August 1 - One Bread, One Body
August 1, Eighteenth Sunday Ordinary Time
Cycle B Readings:
1) Exodus 16:2-4, 12-15
Psalm 78:3-4, 23-25, 54
2) Ephesians 4:17, 20-24
"You must no longer live as the pagans do.” — Ephesians 4:17
Paul started the Ephesian church by leading twelve men to Christ and to new life in the Holy Spirit (Acts 19:5-7). A few years later, Paul observed that the Ephesians had lost their early love for Christ (cf Rv 2:4). Paul likely could tell this because the lifestyle of the Ephesian Christians had become merely modified paganism. Paul maintained that when the Ephesians “learned Christ” (Eph 4:20), they should have learned a new lifestyle by laying aside their former way of life (Eph 4:22) and acquiring “a fresh, spiritual way of thinking” (Eph 4:23). Paul assumed that commitment to Christ entailed a radical change of lifestyle.
Many Christians today can relate to the Ephesians. It’s common for Christians to buy the same things, watch the same programs, have the same recreation, and make the same investments as “good” non-believers. Many Christians avoid the grosser aspects of a pagan lifestyle. Nevertheless, their lifestyle is more appropriately described as “modified pagan” rather than “radically Christian.” We must repent, be crucified to the world (Gal 6:14), and count “all else rubbish so that Christ may be [our] Wealth” (Phil 3:8).
Prayer: Father, may my lifestyle make no sense apart from Jesus’ lordship and divinity.
Promise: “You should not be working for perishable food but for food that remains unto life eternal, food which the Son of Man will give you.” —Jn 6:27
Praise: Risen Jesus, I earnestly want to follow You. “I believe that I shall see the bounty of the Lord in the land of the living” (Ps 27:13)
Rescript: In accord with the Code of Canon Law, I hereby grant the Imprimatur ("Permission to Publish") for One Bread, One Body covering the period from August 1, 2021 through September 30, 2021.
†Most Reverend Steve J. Angi, Chancellor, Vicar General of the Archdiocese of Cincinnati, Cincinnati, Ohio January 2, 2021.
The Nihil Obstat ("Permission to Publish") is a declaration that a book or pamphlet is considered to be free of doctrinal or moral error.
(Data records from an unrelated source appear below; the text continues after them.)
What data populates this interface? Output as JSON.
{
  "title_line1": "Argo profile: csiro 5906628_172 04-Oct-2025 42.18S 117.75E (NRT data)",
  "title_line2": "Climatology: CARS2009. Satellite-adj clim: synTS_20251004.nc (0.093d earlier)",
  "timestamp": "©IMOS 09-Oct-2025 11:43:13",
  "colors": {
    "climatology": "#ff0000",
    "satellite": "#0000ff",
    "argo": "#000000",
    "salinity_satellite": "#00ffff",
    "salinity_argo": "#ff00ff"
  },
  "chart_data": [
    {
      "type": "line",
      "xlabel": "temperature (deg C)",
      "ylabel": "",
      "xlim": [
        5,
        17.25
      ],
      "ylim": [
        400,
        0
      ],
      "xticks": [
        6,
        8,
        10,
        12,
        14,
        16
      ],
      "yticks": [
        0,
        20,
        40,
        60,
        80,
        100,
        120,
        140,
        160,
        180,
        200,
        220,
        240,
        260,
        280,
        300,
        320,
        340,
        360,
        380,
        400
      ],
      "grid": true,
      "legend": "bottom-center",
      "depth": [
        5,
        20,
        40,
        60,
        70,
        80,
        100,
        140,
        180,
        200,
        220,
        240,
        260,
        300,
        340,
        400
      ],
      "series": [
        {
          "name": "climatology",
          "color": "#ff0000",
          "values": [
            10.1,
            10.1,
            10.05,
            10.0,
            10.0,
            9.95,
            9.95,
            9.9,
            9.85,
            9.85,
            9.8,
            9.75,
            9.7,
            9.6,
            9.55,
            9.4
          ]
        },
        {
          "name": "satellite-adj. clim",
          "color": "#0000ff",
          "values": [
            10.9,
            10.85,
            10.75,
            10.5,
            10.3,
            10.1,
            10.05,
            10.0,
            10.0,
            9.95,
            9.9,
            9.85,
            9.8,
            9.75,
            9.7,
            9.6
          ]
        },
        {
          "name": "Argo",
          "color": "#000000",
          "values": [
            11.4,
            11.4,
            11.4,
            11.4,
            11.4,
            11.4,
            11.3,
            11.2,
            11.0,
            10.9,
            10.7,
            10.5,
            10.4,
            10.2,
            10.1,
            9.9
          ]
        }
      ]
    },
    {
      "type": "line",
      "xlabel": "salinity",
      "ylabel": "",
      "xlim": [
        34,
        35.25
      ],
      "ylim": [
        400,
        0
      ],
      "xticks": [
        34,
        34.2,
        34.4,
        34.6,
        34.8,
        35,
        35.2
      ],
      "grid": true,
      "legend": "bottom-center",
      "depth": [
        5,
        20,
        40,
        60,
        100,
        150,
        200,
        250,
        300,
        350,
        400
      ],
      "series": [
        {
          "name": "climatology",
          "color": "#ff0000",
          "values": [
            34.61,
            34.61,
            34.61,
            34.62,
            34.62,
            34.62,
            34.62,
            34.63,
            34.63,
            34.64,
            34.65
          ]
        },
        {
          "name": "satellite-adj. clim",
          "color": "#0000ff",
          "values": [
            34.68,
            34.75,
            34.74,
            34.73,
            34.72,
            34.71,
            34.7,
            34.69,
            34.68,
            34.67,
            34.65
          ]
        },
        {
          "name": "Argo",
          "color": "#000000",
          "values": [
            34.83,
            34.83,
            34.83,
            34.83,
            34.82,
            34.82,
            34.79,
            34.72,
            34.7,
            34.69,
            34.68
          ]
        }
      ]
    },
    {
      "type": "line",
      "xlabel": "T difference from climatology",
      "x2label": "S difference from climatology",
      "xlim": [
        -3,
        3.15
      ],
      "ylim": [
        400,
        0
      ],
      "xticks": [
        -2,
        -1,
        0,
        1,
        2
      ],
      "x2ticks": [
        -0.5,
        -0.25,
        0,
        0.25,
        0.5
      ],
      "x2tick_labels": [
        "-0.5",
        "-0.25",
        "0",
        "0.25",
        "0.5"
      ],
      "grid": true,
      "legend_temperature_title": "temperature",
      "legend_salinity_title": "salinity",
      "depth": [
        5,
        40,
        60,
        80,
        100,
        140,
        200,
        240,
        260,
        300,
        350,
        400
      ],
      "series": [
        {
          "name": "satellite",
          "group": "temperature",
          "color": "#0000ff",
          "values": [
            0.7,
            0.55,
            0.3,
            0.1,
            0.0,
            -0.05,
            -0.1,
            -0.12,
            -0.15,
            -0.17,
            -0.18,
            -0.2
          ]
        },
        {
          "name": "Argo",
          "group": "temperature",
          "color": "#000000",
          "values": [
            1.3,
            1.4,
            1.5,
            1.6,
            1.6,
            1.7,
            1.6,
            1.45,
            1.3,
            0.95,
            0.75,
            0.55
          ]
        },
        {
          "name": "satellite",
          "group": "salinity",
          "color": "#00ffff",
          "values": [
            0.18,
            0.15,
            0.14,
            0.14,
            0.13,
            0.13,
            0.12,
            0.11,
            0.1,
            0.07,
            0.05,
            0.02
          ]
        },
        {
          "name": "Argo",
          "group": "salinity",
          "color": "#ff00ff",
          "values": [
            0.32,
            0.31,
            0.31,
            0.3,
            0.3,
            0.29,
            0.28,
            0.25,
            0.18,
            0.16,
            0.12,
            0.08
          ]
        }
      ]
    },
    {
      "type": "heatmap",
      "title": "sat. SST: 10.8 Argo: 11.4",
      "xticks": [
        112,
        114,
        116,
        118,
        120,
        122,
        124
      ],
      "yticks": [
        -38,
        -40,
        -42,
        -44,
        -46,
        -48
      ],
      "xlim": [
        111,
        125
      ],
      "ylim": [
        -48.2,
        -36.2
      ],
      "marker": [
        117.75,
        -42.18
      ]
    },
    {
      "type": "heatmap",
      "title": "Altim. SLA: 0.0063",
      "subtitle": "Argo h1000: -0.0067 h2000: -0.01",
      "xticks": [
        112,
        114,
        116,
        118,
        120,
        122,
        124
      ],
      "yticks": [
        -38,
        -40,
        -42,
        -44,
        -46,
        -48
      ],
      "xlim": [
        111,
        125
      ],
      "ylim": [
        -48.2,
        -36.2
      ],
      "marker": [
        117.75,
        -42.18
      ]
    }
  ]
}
It is not implied that those who have granted the Nihil Obstat agree with the contents, opinions, or statements expressed.